Making the case for charities and NGOs
Oxford Economics offers a range of analytic tools to help charities and non-governmental organisations (NGOs) show the results of their mediation and measure its impact.
These are likely to help make tenders more persuasive, improving their case for funding and raise their profile. They can also assist managers in charities and NGOs to decide where they should spend their resources. By helping them assess performance and monitor progress over time, this approach addresses key issues, such as:
- What return does society get for every £1 or $1 invested in a charity or NGO?
- Which projects should a charity or NGO invest in to make the highest return to society?
- What is the monetary value of the social impacts a charity or NGO delivers?
- What is the cheapest way to deliver the same set of outcomes?
- How can a charity or NGO raise its profile to attract more funding?
The impact of charities and NGOs can be measured in a number of ways, including:
Social return on investment (SROI)—a popular metric used to quantify the positive impacts charities, NGOs and other institutions generate per £ or $ invested. The technique monetises the economic, social and environmental outcomes a charity produces over time. It subtracts the outcomes that would have occurred anyway and calculates the returns to society.
Cost-benefit analysis (CBA)—an evaluation technique that compares the monetary benefits a charity or NGO’s actions deliver relative to its costs.

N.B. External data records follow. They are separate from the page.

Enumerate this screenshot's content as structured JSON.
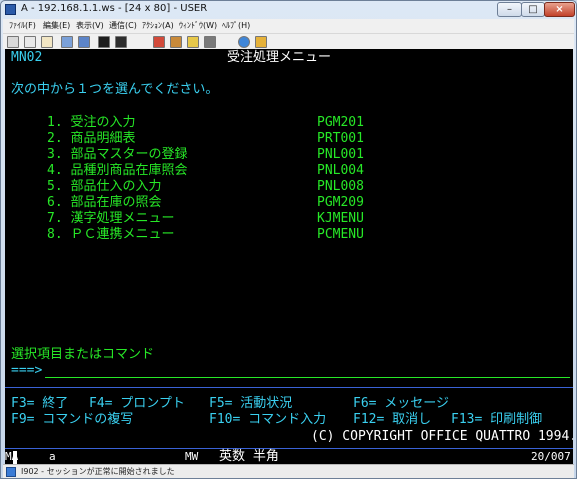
{
  "window": {
    "title": "A - 192.168.1.1.ws - [24 x 80] - USER",
    "min": "–",
    "max": "□",
    "close": "×"
  },
  "menu": [
    "ﾌｧｲﾙ(F)",
    "編集(E)",
    "表示(V)",
    "通信(C)",
    "ｱｸｼｮﾝ(A)",
    "ｳｨﾝﾄﾞｳ(W)",
    "ﾍﾙﾌﾟ(H)"
  ],
  "toolbar": [
    "print-icon",
    "copy-icon",
    "paste-icon",
    "send-icon",
    "receive-icon",
    "display-icon",
    "macro-record-icon",
    "macro-play-icon",
    "keypad-icon",
    "customize-icon",
    "map-icon",
    "globe-icon",
    "help-icon"
  ],
  "screen": {
    "screen_id": "MN02",
    "title": "受注処理メニュー",
    "instruction": "次の中から１つを選んでください。",
    "items": [
      {
        "label": "1. 受注の入力",
        "program": "PGM201"
      },
      {
        "label": "2. 商品明細表",
        "program": "PRT001"
      },
      {
        "label": "3. 部品マスターの登録",
        "program": "PNL001"
      },
      {
        "label": "4. 品種別商品在庫照会",
        "program": "PNL004"
      },
      {
        "label": "5. 部品仕入の入力",
        "program": "PNL008"
      },
      {
        "label": "6. 部品在庫の照会",
        "program": "PGM209"
      },
      {
        "label": "7. 漢字処理メニュー",
        "program": "KJMENU"
      },
      {
        "label": "8. ＰＣ連携メニュー",
        "program": "PCMENU"
      }
    ],
    "prompt": "選択項目またはコマンド",
    "arrow": "===>",
    "fkeys": {
      "f3": "F3= 終了",
      "f4": "F4= プロンプト",
      "f5": "F5= 活動状況",
      "f6": "F6= メッセージ",
      "f9": "F9= コマンドの複写",
      "f10": "F10= コマンド入力",
      "f12": "F12= 取消し",
      "f13": "F13= 印刷制御"
    },
    "copyright": "(C) COPYRIGHT OFFICE QUATTRO 1994."
  },
  "oia": {
    "ma": "MA",
    "a": "a",
    "mw": "MW",
    "mode": "英数 半角",
    "cursor": "20/007"
  },
  "status": {
    "message": "I902 - セッションが正常に開始されました"
  },
  "colors": {
    "green": "#27e827",
    "cyan": "#3ad0f0",
    "white": "#ffffff",
    "blue_line": "#3a62d6"
  }
}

The results are usually presented in terms of a cost-benefit ratio.
Cost-effectiveness analysis (CEA)—compares the cost of a charity’s or NGO’s intervention relative to its effectiveness in delivering outcomes (for example, the number of offenders who gain employment). The results are typically presented as a cost-effectiveness ratio, which expresses the cost per outcome.